Intraoperative neurophysiological monitoring (IONM) can reduce the incidence of complications during complex neurosurgical, orthopedic, spinal, cardiothoracic, vascular, otorhinolaryngology, interventional neurology, and interventional cardiology in adult and pediatric surgeries. Somatosensory evoked potentials (SSEPs), transcranial motor evoked potentials (TcMEPs), electromyography (EMGs), electroencephalography (EEG) are the common modalities used to perform IONM. Specifically, IONM with SSEPs and TcMEPs during idiopathic scoliosis fusion (ISF) has been shown to decrease the incidence of paraplegia during surgery. In addition, IONM with SSEPs and EEG can be used during carotid endartectomies to inform the surgeon about the need for shunting to improve cerebral perfusion and decrease the risk of stroke.
Somatosensory evoked potentials (SSEP’s) have become a mainstay of neurophysiologic monitoring in spine surgery due to their high sensitivity and specificity for identifying spinal cord injury and proven ability to reduce new postoperative neurological deficits. Epidural spinal cord stimulation (SCS) has emerged as a successful treatment for chronic pain disorders such as failed back syndrome, complex regional pain syndrome (CRPS) and peripheral vascular disease. Cervical SCS is less commonly utilized but also has proven effective for pain syndromes such as upper extremity CRPS, intractable facial pain, angina pectoris and post-amputation limb pain. While thoracolumbar epidural electrodes are commonly placed with local anesthesia and conscious sedation so the patient may communicate with the surgical team and confirm that regions of pain are satisfactorily treated, placement of surgical cervical epidural leads requires general anesthesia for reasons of safety, patient comfort, and the need for head immobilization. Although modern multi-contact electrodes have expanded our capability for manipulating the distribution of stimulation current postoperatively, the initial location of the electrode lead is the predominant factor which determines whether stimulation will be effective for treatment of painful regions. Moreover, stimulation of regions not involved in the pain syndrome may cause patient discomfort and therefore limit the therapeutic efficacy of the ultimate treatment by altering the tolerance threshold of stimulation parameters.
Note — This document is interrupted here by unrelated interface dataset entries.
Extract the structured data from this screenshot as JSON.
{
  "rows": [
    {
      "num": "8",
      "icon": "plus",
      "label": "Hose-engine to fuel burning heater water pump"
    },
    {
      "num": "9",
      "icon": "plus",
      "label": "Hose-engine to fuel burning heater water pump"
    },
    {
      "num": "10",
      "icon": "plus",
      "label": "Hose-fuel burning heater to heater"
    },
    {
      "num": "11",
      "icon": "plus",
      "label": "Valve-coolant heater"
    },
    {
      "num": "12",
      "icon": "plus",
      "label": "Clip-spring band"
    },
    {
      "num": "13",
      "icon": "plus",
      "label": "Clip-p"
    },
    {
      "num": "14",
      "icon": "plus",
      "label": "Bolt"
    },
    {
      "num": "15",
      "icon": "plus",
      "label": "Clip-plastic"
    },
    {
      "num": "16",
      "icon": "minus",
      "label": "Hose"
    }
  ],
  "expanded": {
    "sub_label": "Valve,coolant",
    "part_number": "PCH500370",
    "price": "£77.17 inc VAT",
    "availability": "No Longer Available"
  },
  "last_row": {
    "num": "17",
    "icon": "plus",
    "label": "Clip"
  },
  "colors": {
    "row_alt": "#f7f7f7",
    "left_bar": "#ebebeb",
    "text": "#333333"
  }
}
Deep Brain Stimulation (DBS) have been used for the treatment of Parkinson’s Disease (PD), Essential Tremor and Dystonia and more recently to treat Obsessive Compulsive Disorders (OCD). The movement disorder program at KIMS now has an experience of treating over one hundred PD patients all of whom have optimally placed DBS electrodes and all of whom have benefited from DBS therapy.
The use of IOM at KIMS reaches across many surgical disciplines and has proven to be an invaluable adjunct not only in adult and pediatric neurosurgical procedures but also in orthopedic, ENT, vascular and cardiothoracic surgical procedures.
Intraoperative multimodality monitoring at KIMS includes expertise in somatosensory evoked potentials (SSEP), brainstem auditory evoked potentials (BAEP), motor evoked potentials (MEP) and electromyography (EMG).
Direct peripheral nerve recordings also are performed as well as single unit micro-electrode recordings performed during placement of DBS electrodes in various subcortical structures. EEG is also used to monitor cerebral function and ischemic risk during cerebral and peripheral vascular procedures including cerebral aneurysm treatment, carotid endarterectomy and a variety of cardiothoracic procedures.
EEG recorded directly from the pial surface of the brain, or Electrocorticography (ECOG) is used to help determine resection margins in epilepsy surgery, and to monitor for seizures during direct electrical stimulation of the brain surface carried out while mapping eloquent cortex in awake patients.
In addition to providing IOM services, we also perform diagnostic evoked potential testing, continuous EEG services as well as transcranial Doppler studies.